# What could the fourth quantum number of a #2s^2# electron be?

##### 1 Answer

#### Explanation:

As you know, a total of **four quantum numbers** are used to describe the positions and the spin of an electron in an atom.

In your case, you must decide which possible values can be assigned to the **fourth quantum number** of an electron that resides in a

The *principal quantum number* describes the **energy level**, or **shell**, on which the electron resides. In this case, the electron is located on the *second energy level*, so

The *angular momentum quantum number*, **subshell** in which the electron is located. For an **s-orbital**, the angular momentum quantum number is equal to

The *magnetic quantum number*, **specific orbital** in which you can find the electron.

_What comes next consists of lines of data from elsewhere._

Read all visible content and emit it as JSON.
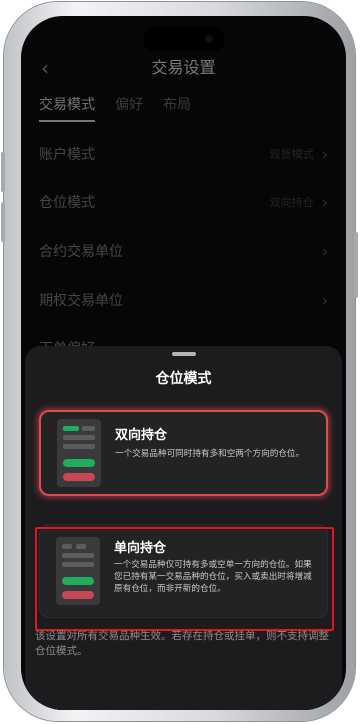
{
  "header": {
    "back_label": "‹",
    "title": "交易设置"
  },
  "tabs": [
    {
      "label": "交易模式",
      "active": true
    },
    {
      "label": "偏好",
      "active": false
    },
    {
      "label": "布局",
      "active": false
    }
  ],
  "settings": [
    {
      "label": "账户模式",
      "value": "现货模式"
    },
    {
      "label": "仓位模式",
      "value": "双向持仓"
    },
    {
      "label": "合约交易单位",
      "value": ""
    },
    {
      "label": "期权交易单位",
      "value": ""
    },
    {
      "label": "下单偏好",
      "value": ""
    }
  ],
  "sheet": {
    "title": "仓位模式",
    "options": [
      {
        "title": "双向持仓",
        "description": "一个交易品种可同时持有多和空两个方向的仓位。",
        "selected": true
      },
      {
        "title": "单向持仓",
        "description": "一个交易品种仅可持有多或空单一方向的仓位。如果您已持有某一交易品种的仓位，买入或卖出时将增减原有仓位，而非开新的仓位。",
        "selected": false
      }
    ],
    "footnote": "该设置对所有交易品种生效。若存在持仓或挂单，则不支持调整仓位模式。"
  },
  "colors": {
    "selected_border": "#e04a52",
    "highlight_box": "#e2161a",
    "long_green": "#1fae5b",
    "short_red": "#c94655"
  }
}
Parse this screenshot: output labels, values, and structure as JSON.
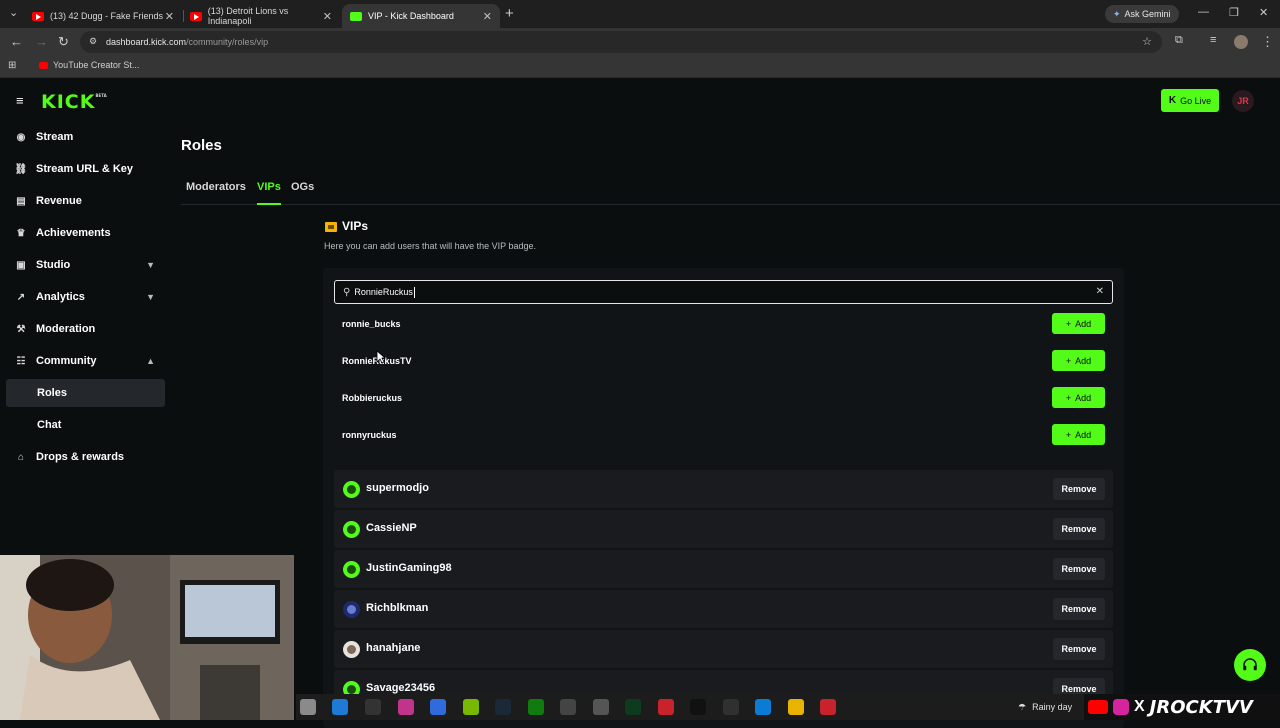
{
  "browser": {
    "tabs": [
      {
        "title": "(13) 42 Dugg - Fake Friends",
        "active": false
      },
      {
        "title": "(13) Detroit Lions vs Indianapoli",
        "active": false
      },
      {
        "title": "VIP - Kick Dashboard",
        "active": true
      }
    ],
    "ask_gemini": "Ask Gemini",
    "url_host": "dashboard.kick.com",
    "url_path": "/community/roles/vip",
    "bookmark": "YouTube Creator St..."
  },
  "header": {
    "logo": "KICK",
    "logo_badge": "BETA",
    "go_live": "Go Live",
    "avatar_initials": "JR"
  },
  "sidebar": {
    "items": [
      {
        "label": "Stream",
        "icon": "stream-icon"
      },
      {
        "label": "Stream URL & Key",
        "icon": "link-icon"
      },
      {
        "label": "Revenue",
        "icon": "revenue-icon"
      },
      {
        "label": "Achievements",
        "icon": "trophy-icon"
      },
      {
        "label": "Studio",
        "icon": "studio-icon",
        "expandable": true
      },
      {
        "label": "Analytics",
        "icon": "analytics-icon",
        "expandable": true
      },
      {
        "label": "Moderation",
        "icon": "hammer-icon"
      },
      {
        "label": "Community",
        "icon": "community-icon",
        "expandable": true,
        "expanded": true
      },
      {
        "label": "Roles",
        "sub": true,
        "active": true
      },
      {
        "label": "Chat",
        "sub": true
      },
      {
        "label": "Drops & rewards",
        "icon": "gift-icon"
      }
    ]
  },
  "main": {
    "title": "Roles",
    "tabs": [
      {
        "label": "Moderators",
        "active": false
      },
      {
        "label": "VIPs",
        "active": true
      },
      {
        "label": "OGs",
        "active": false
      }
    ],
    "section_title": "VIPs",
    "section_desc": "Here you can add users that will have the VIP badge.",
    "search_value": "RonnieRuckus",
    "add_label": "Add",
    "remove_label": "Remove",
    "search_results": [
      "ronnie_bucks",
      "RonnieRukusTV",
      "Robbieruckus",
      "ronnyruckus"
    ],
    "vips": [
      "supermodjo",
      "CassieNP",
      "JustinGaming98",
      "Richblkman",
      "hanahjane",
      "Savage23456"
    ]
  },
  "taskbar": {
    "weather": "Rainy day",
    "brand": "JROCKTVV"
  },
  "colors": {
    "accent": "#53fc18",
    "background": "#0b0e0f",
    "panel": "#111416",
    "row": "#191b1f"
  }
}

For an **s-orbital**, the magnetic quantum number can only take the value

#m_l = -l, -(l-1), ..., -1, 0, 1, ..., (l-1), l#

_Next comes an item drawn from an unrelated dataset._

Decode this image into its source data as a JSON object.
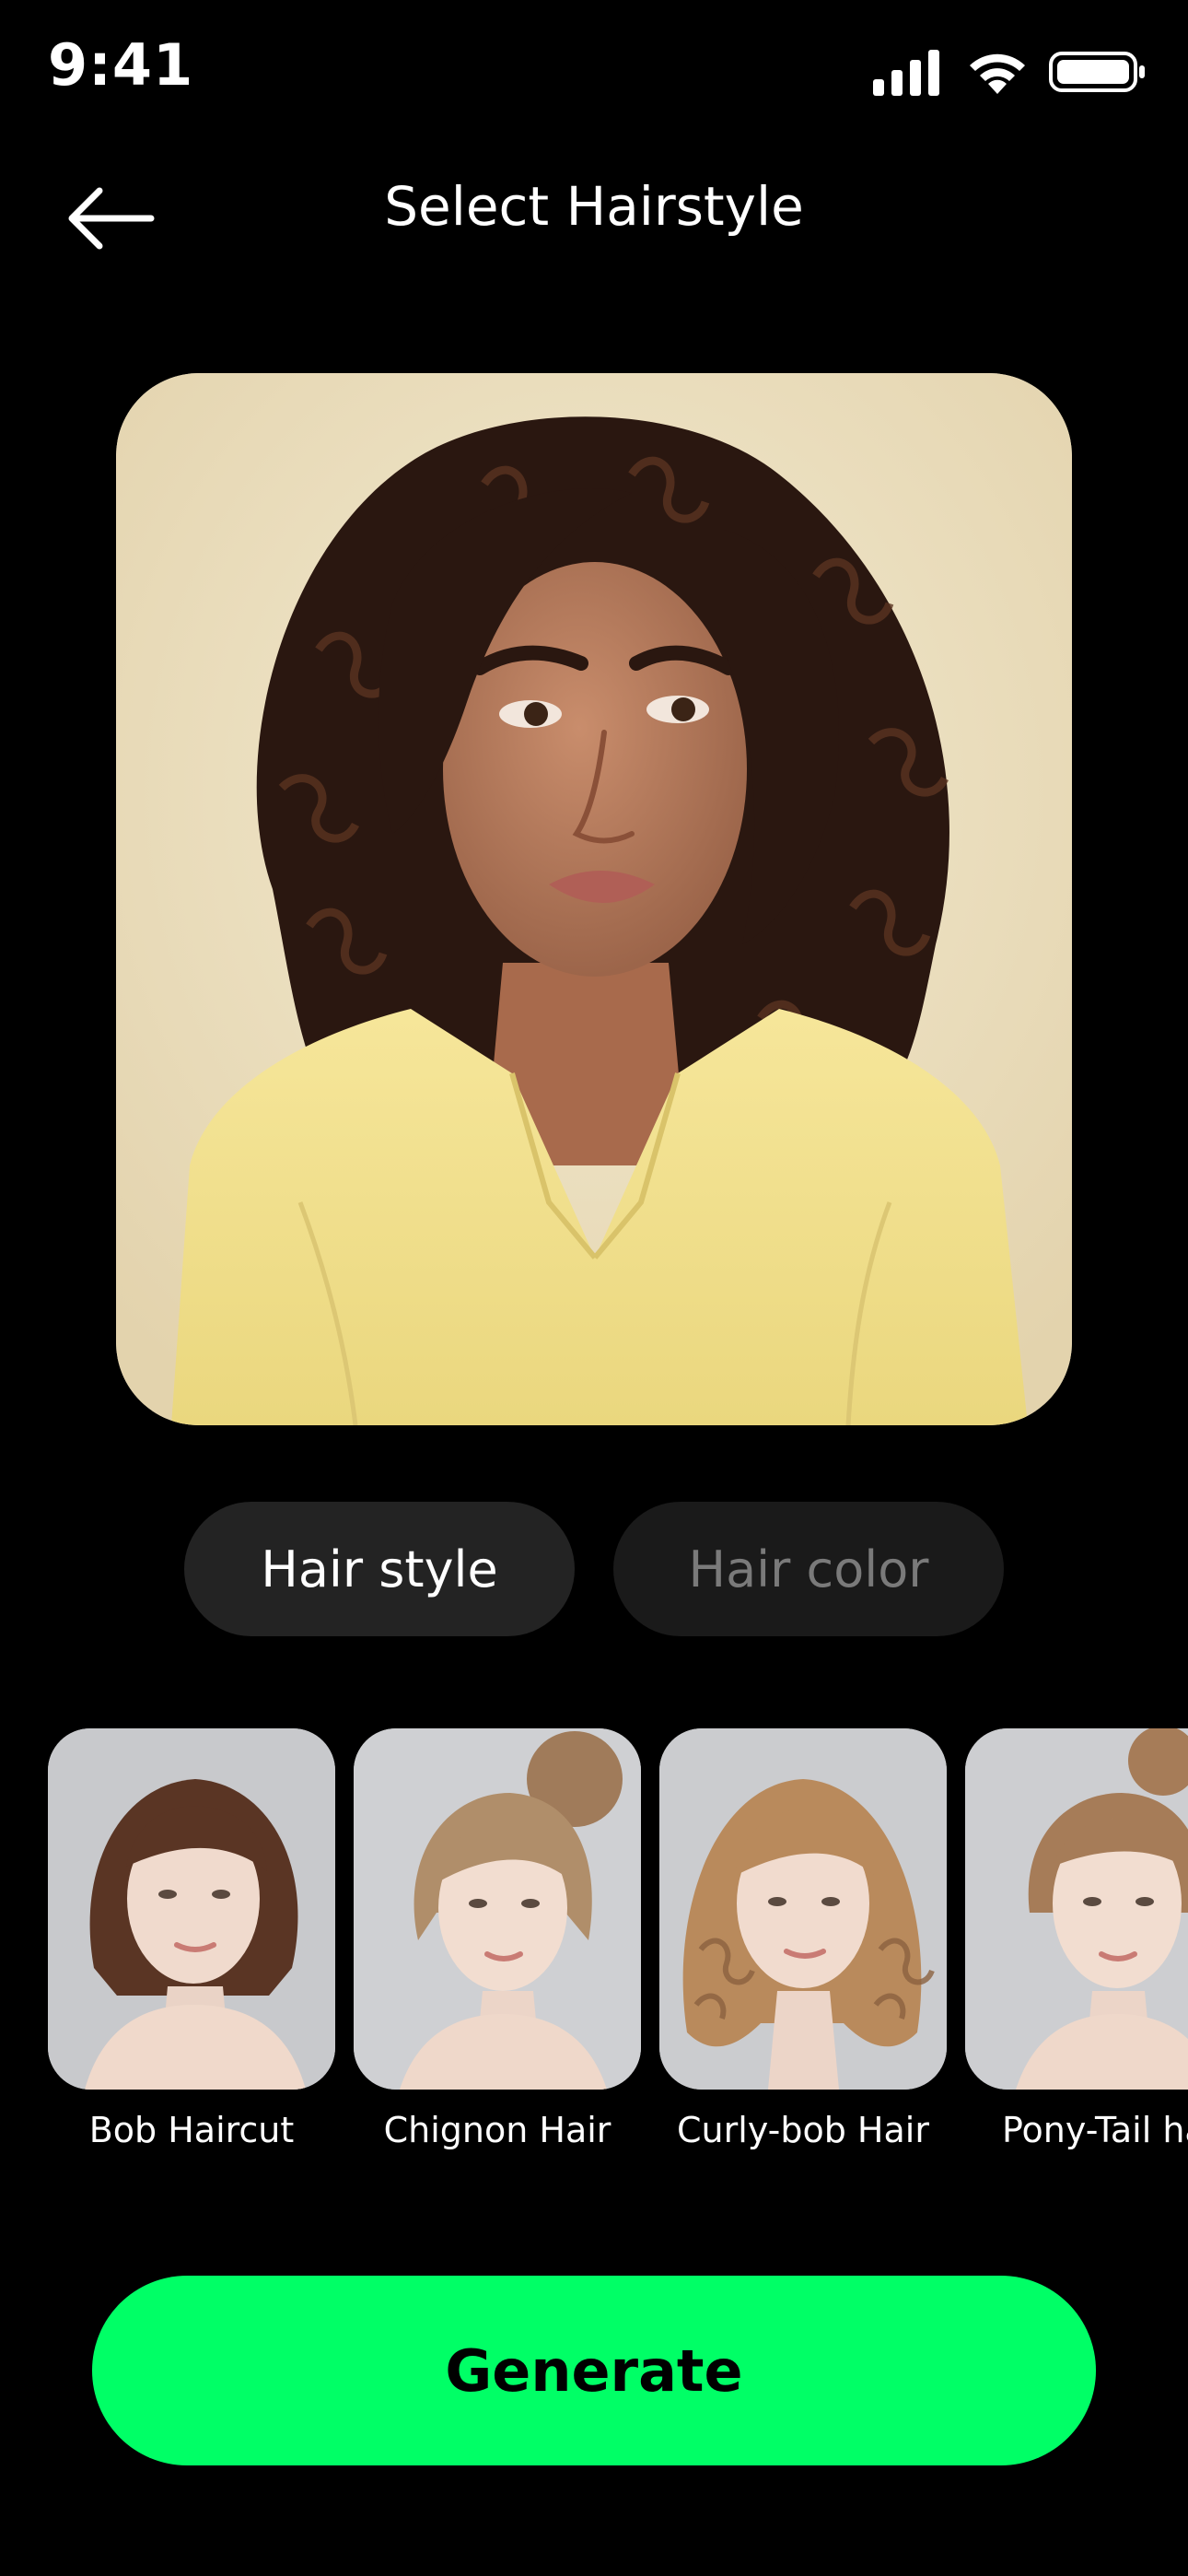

Finally, the *spin quantum number*,

Now, the **s-orbital** can hold a maximum of **two electrons**. The first electron will have

The **first electron** to occupy the 2s-orbital would be represented using the notation **second electron** would be represented using the notation

This means that the fourth quantum number for a

#m_s = -1/2 -># spin-down

This implies that the 2s-orbital already contains an electron that has

#m_s = +1/2 -># spin-up

You can put all this together to find the *quantum number set* that describes the

#n=2, l=0, m_l = 0, m_s = -1/2#